I knew Taufiq since 1996 when we got together and held the first public meeting introducing Pakistan Tehreek-e-Insaf. Short in height, a courteous young man, introduced himself to me as the nephew of Bostan Ali Hoti who was a stalwart of Karachi.
Many years went by and in our struggle for Insaf in the country we went through many arrests, and beatings. Our friendship borne of mutual respect of our sacrifices grew stronger, and there was a strong bond of love. Come 2013 elections, Taufiq was not able to contest because his papers were rejected on a technicality. He did not live in NA250 but was in the neighbouring constituency and worked hard for me and Khurrum Sherzaman our young candidate and now a very active MPA from PS113.
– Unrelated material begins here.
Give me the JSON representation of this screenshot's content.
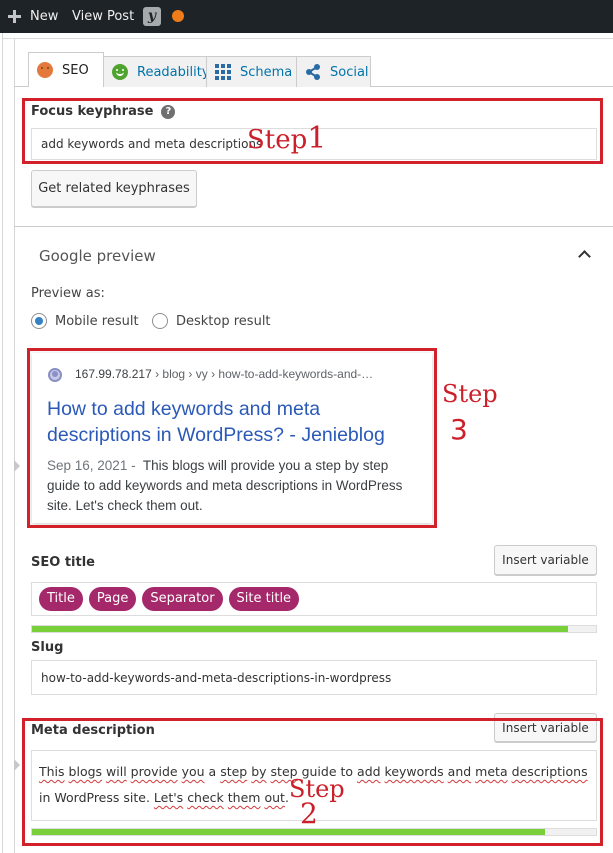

Taufiq was a soft spoke person. Never vying for the stage or for pushing himself into a picture. Such people are rare in the current elbowing tradition in politics where many a leader is looking for photo-ops only. Why was his name not in a press release or why was his photograph missing or why was he missed out in a meeting were never issues which bothered him. It was perhaps below him even to think about such things, and he was a man of dignity.
The last time I met him was on the Sunday before his death. He was urging me to attend a marriage ceremony in Arambagh masjid of a son of our mutual friend Malik Javed’s son. While I had an urgent meeting to attend to in Islamabad I cancelled my earlier flight and took a late night flight as I could not refuse Taufiq's request and of course that of Malik Javed.
He was out on the street outside Arambagh Masjid to welcome me along with his son, a bright and smart young man Tauseeq, Mohammad Arif (also got killed) who was a very devoted party worker and many other party people. As I had arrived much before Asar prayers we sat in the old Arambagh masjid for a couple of hours meeting people. In between we talked about the area. He mentioned that an Imam of a mosque near his house had been killed and he was suspicious that as the Imam was very critical of the 'Bhatta' being collected in the name of a political party, he may have been the target, but he was not sure.
He mentioned that he too can be a target, but as usual we thought that this was the peril of living in Karachi though this time he was more concerned than usual. I had never seen him as worried so I asked him what can I do. He said life is in Allah’s hands, nobody can change a minute in that timing. We let it go at that, not knowing that his words would be so ominous and I would lose a very dear and brave friend who stood by the party and its ideals for more than a decade and a half. May Allah hold you dear, and may he award you Taufiq, for all the good deeds you have done.
Mohammad Arif also lost his life. May his soul rest in peace. He too was a man of great commitment and it is a great loss to the city of Karachi that those who work for peace are lost in this manner.